First, there are lender fees such as processing and underwriting fees. Then there are non-lender fees, which include title insurance premiums, appraisal fees, inspection fees, and perhaps attorney fees. They all add up, and they do have to be paid, one way or another.
You know that it’s wise to become pre-approved for a mortgage loan before beginning your search for an Orlando home. It is also wise to discuss your alternatives with regard to the down payment and closing costs.
Depending upon the market, the seller may be willing to pay some or all of your closing costs. In a buyer’s market, a seller might readily agree. However, in a tight seller’s market, you might have to increase the purchase price to offset this seller concession.
Since closing costs generally come in at between 1% and 2% of the selling price, the house should still appraise for enough to cover the price increase.
Another way to reduce the amount needed out-of-pocket at closing is to pay a slightly higher interest rate in exchange for a lender credit for closing costs.
Here’s how the alternatives will affect your monthly payment on a $300,000 30-year fixed-rate mortgage, assuming that your lender has offered you a 4.25% interest rate:
You pay your own closing costs on a $300,000 loan at 4.25%. Your monthly payment for principal and interest will be $1,476.
Your lender increases the interest rate to 4.5% and gives you a 1% credit ($3,000) for closing costs. Your monthly payment for principal and interest will be $1,520.
The seller agrees to pay 1% of the loan amount ($3,000) to assist with your closing costs. Your interest rate remains at 4.25% with a monthly payment of $1,476.
You increase the purchase price by 1% ($3,000) and the seller pays $3,000 in closing costs. Your loan is now $303,000 with an interest rate of 4.25%, and your monthly payment will be $1,491.
Your true closing costs will be more or less than the 1% used in this example, and a seller may be willing to pay some but not all of your closing costs without raising the purchase price.
Once you’ve shopped for an Orlando home and know the approximate price you’ll pay, go over these details once more with your lender and your agent.

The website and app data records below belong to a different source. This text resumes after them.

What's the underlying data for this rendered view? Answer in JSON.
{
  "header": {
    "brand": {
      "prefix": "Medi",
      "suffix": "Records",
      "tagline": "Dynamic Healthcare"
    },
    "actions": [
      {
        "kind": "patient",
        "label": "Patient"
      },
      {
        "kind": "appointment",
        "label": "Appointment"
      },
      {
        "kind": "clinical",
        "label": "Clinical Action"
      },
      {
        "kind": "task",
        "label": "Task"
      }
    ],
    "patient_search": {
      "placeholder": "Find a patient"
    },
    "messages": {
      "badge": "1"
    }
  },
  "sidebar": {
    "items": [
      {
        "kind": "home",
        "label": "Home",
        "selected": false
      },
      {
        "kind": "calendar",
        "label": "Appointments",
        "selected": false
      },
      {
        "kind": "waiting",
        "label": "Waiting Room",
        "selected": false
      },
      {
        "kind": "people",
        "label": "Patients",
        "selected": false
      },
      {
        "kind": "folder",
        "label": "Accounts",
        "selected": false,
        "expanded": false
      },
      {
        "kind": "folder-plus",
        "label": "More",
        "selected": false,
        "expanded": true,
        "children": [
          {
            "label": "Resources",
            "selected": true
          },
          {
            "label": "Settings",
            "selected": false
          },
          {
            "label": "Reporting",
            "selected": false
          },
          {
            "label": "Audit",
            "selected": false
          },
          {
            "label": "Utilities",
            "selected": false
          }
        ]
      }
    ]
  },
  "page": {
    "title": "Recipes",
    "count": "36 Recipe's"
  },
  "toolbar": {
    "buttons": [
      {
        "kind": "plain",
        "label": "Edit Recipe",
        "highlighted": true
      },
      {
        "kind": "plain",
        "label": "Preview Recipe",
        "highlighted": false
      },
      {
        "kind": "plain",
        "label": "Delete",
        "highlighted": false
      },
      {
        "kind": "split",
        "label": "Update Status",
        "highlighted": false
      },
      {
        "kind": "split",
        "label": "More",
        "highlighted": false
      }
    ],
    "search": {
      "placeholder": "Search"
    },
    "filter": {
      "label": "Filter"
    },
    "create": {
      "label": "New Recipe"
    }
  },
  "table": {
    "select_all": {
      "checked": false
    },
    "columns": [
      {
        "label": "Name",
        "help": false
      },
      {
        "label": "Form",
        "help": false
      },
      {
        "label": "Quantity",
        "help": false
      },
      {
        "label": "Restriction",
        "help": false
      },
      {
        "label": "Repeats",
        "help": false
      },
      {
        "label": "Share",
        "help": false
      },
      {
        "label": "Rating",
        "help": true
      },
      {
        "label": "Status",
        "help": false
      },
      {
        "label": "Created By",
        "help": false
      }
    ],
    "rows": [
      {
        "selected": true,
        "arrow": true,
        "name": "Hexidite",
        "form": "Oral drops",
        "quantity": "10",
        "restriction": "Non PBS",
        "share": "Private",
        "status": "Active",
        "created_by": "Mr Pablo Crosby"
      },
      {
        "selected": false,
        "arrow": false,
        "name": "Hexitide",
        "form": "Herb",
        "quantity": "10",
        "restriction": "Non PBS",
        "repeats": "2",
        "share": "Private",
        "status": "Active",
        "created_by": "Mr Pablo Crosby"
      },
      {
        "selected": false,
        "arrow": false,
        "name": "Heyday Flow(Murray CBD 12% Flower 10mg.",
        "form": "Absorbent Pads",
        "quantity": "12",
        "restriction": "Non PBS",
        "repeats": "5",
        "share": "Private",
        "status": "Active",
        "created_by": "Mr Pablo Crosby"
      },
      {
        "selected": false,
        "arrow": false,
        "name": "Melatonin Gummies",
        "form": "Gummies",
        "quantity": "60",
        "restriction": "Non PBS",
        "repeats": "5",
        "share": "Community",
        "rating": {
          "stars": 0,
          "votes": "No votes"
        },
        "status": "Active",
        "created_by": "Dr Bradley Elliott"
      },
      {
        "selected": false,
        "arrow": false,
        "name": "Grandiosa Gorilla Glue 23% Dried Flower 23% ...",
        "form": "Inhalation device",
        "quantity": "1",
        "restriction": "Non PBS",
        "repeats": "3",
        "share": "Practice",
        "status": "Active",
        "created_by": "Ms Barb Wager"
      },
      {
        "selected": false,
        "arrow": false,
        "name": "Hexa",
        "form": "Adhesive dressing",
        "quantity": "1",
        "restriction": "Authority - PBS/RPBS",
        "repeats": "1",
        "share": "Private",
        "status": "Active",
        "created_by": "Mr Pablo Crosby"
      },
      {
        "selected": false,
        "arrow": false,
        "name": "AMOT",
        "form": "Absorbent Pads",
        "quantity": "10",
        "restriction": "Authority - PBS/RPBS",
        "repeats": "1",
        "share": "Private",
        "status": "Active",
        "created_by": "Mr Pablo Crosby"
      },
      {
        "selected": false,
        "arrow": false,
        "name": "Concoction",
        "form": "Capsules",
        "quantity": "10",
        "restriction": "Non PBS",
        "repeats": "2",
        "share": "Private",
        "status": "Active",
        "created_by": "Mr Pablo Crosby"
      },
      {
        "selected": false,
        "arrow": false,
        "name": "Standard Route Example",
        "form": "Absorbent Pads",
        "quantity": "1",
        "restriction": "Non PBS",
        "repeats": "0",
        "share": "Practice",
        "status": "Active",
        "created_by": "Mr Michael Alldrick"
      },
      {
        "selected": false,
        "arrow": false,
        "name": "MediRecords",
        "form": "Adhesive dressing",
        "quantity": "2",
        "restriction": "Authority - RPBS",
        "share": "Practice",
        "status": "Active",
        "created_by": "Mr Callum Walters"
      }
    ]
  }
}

Understanding your alternatives will aid both in writing your home purchase offer and in negotiating with the seller.